### Task item
Among the entries, which lines carry the string "登记申请书"? Copy each of them.

### Data records
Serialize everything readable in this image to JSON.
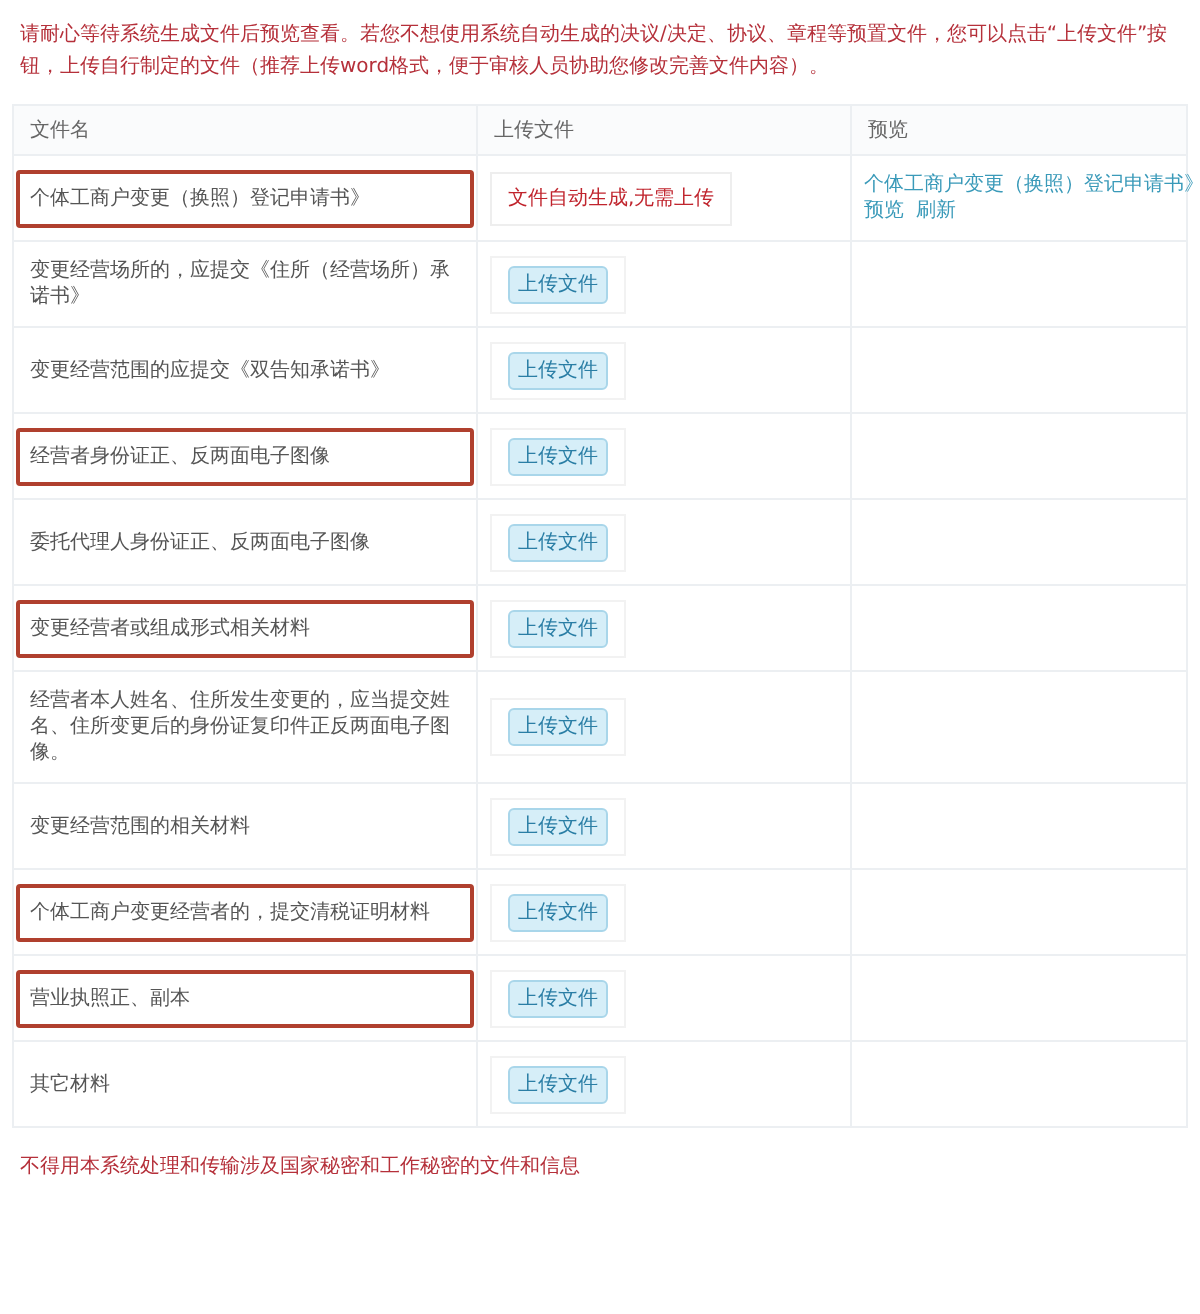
{
  "notice": "请耐心等待系统生成文件后预览查看。若您不想使用系统自动生成的决议/决定、协议、章程等预置文件，您可以点击“上传文件”按钮，上传自行制定的文件（推荐上传word格式，便于审核人员协助您修改完善文件内容）。",
  "table": {
    "columns": [
      "文件名",
      "上传文件",
      "预览"
    ],
    "rows": [
      {
        "name": "个体工商户变更（换照）登记申请书》",
        "highlighted": true,
        "upload": {
          "kind": "auto",
          "label": "文件自动生成,无需上传"
        },
        "preview": {
          "file": "个体工商户变更（换照）登记申请书》",
          "actions": [
            "预览",
            "刷新"
          ]
        }
      },
      {
        "name": "变更经营场所的，应提交《住所（经营场所）承诺书》",
        "highlighted": false,
        "upload": {
          "kind": "button",
          "label": "上传文件"
        }
      },
      {
        "name": "变更经营范围的应提交《双告知承诺书》",
        "highlighted": false,
        "upload": {
          "kind": "button",
          "label": "上传文件"
        }
      },
      {
        "name": "经营者身份证正、反两面电子图像",
        "highlighted": true,
        "upload": {
          "kind": "button",
          "label": "上传文件"
        }
      },
      {
        "name": "委托代理人身份证正、反两面电子图像",
        "highlighted": false,
        "upload": {
          "kind": "button",
          "label": "上传文件"
        }
      },
      {
        "name": "变更经营者或组成形式相关材料",
        "highlighted": true,
        "upload": {
          "kind": "button",
          "label": "上传文件"
        }
      },
      {
        "name": "经营者本人姓名、住所发生变更的，应当提交姓名、住所变更后的身份证复印件正反两面电子图像。",
        "highlighted": false,
        "upload": {
          "kind": "button",
          "label": "上传文件"
        }
      },
      {
        "name": "变更经营范围的相关材料",
        "highlighted": false,
        "upload": {
          "kind": "button",
          "label": "上传文件"
        }
      },
      {
        "name": "个体工商户变更经营者的，提交清税证明材料",
        "highlighted": true,
        "upload": {
          "kind": "button",
          "label": "上传文件"
        }
      },
      {
        "name": "营业执照正、副本",
        "highlighted": true,
        "upload": {
          "kind": "button",
          "label": "上传文件"
        }
      },
      {
        "name": "其它材料",
        "highlighted": false,
        "upload": {
          "kind": "button",
          "label": "上传文件"
        }
      }
    ]
  },
  "footer": "不得用本系统处理和传输涉及国家秘密和工作秘密的文件和信息"
}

### Exercise answer
        "name": "个体工商户变更（换照）登记申请书》",
          "file": "个体工商户变更（换照）登记申请书》",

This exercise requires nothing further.